- What is being asked
Looking at the records below, please work out how many lines contain the word "Following" and give the number alone.

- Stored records
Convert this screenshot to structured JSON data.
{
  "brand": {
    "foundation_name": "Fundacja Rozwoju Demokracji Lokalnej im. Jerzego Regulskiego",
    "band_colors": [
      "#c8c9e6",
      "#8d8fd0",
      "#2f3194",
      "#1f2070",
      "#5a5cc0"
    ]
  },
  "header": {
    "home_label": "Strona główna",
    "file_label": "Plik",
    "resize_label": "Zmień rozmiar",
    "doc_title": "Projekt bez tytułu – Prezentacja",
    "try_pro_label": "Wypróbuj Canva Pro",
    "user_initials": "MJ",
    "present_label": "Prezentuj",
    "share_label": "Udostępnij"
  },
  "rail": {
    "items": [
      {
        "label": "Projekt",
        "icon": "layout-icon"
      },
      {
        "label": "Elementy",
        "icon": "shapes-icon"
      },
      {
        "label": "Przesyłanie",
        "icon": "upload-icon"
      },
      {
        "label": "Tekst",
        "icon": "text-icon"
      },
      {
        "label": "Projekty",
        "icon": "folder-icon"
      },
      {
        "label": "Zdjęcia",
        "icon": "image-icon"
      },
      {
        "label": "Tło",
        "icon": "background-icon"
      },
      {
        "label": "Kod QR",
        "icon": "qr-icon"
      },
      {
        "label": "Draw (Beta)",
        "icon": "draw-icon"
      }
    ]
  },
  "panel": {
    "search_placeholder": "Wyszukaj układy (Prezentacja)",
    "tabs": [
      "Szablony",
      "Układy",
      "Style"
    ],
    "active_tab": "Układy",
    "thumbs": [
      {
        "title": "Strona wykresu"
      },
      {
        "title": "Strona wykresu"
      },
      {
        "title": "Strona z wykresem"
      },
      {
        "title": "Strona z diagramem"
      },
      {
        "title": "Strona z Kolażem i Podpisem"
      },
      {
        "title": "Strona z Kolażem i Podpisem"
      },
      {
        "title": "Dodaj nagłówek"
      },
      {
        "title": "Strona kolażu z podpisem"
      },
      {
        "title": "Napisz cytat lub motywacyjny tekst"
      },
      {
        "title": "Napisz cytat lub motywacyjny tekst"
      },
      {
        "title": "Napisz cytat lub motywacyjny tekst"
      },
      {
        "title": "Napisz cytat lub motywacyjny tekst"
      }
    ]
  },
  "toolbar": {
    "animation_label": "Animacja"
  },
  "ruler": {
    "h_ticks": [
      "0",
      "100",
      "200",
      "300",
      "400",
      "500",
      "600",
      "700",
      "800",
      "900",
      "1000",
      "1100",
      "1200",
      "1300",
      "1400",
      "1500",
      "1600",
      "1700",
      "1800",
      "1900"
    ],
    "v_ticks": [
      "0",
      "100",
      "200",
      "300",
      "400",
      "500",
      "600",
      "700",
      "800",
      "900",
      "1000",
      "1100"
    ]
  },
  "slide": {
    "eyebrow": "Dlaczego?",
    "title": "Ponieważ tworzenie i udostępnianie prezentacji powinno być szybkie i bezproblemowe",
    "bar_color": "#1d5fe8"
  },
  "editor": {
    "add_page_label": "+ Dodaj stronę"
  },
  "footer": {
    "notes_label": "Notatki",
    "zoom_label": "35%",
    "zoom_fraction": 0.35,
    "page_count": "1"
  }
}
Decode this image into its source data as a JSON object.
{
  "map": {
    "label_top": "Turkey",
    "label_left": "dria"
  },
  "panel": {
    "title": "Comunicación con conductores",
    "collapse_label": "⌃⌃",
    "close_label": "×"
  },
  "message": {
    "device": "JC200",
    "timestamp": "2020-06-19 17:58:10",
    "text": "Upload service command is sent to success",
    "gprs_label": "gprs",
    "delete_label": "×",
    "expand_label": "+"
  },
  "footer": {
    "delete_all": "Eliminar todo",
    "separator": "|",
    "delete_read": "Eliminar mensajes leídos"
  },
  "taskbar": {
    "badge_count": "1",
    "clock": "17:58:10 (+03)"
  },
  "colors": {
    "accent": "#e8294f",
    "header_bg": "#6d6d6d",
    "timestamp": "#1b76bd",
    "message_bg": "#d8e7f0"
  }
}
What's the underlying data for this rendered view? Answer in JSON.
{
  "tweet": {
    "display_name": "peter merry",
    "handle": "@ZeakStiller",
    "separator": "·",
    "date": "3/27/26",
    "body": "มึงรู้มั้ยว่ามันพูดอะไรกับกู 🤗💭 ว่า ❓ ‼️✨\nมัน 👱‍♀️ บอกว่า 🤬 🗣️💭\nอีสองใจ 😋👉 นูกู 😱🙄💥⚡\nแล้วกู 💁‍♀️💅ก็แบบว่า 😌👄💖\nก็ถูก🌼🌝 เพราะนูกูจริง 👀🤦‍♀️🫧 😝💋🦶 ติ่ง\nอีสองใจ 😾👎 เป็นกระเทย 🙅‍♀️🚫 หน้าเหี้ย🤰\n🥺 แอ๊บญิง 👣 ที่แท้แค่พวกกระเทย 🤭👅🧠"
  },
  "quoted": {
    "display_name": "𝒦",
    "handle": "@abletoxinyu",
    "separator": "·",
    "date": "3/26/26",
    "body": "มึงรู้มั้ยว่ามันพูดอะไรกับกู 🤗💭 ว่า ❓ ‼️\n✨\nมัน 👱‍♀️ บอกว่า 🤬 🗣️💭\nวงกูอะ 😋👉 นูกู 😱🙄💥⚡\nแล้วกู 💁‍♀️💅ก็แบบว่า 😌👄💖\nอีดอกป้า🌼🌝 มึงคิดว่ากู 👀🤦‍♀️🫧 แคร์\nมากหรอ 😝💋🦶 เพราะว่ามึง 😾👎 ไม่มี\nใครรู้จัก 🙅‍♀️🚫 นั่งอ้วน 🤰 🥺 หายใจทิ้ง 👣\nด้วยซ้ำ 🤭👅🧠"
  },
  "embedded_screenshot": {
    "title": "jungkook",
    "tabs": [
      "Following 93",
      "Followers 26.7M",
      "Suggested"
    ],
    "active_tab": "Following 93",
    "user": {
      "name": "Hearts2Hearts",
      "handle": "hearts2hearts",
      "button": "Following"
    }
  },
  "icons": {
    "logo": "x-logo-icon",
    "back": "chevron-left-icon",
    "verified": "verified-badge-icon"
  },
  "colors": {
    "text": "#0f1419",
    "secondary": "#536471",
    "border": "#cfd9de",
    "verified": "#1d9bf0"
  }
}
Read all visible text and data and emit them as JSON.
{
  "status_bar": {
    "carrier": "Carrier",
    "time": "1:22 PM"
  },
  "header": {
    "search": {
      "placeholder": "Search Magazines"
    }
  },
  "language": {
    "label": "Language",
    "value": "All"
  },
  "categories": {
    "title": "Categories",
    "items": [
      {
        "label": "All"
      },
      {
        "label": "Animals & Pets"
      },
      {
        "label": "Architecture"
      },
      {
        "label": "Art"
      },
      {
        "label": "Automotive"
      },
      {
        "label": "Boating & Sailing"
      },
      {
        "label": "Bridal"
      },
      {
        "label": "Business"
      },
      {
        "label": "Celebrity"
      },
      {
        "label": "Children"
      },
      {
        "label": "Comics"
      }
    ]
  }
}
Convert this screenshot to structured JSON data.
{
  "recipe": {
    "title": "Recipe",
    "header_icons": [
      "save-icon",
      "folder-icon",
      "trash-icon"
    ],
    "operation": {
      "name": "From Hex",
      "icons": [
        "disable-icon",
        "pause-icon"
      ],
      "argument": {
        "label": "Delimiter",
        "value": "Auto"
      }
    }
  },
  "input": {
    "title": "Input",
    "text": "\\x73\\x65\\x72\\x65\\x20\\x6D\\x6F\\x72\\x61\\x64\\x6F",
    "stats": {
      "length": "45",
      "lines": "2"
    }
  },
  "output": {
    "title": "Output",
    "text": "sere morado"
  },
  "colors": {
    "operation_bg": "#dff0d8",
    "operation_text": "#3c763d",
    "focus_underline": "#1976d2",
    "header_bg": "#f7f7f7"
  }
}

- Answer below
3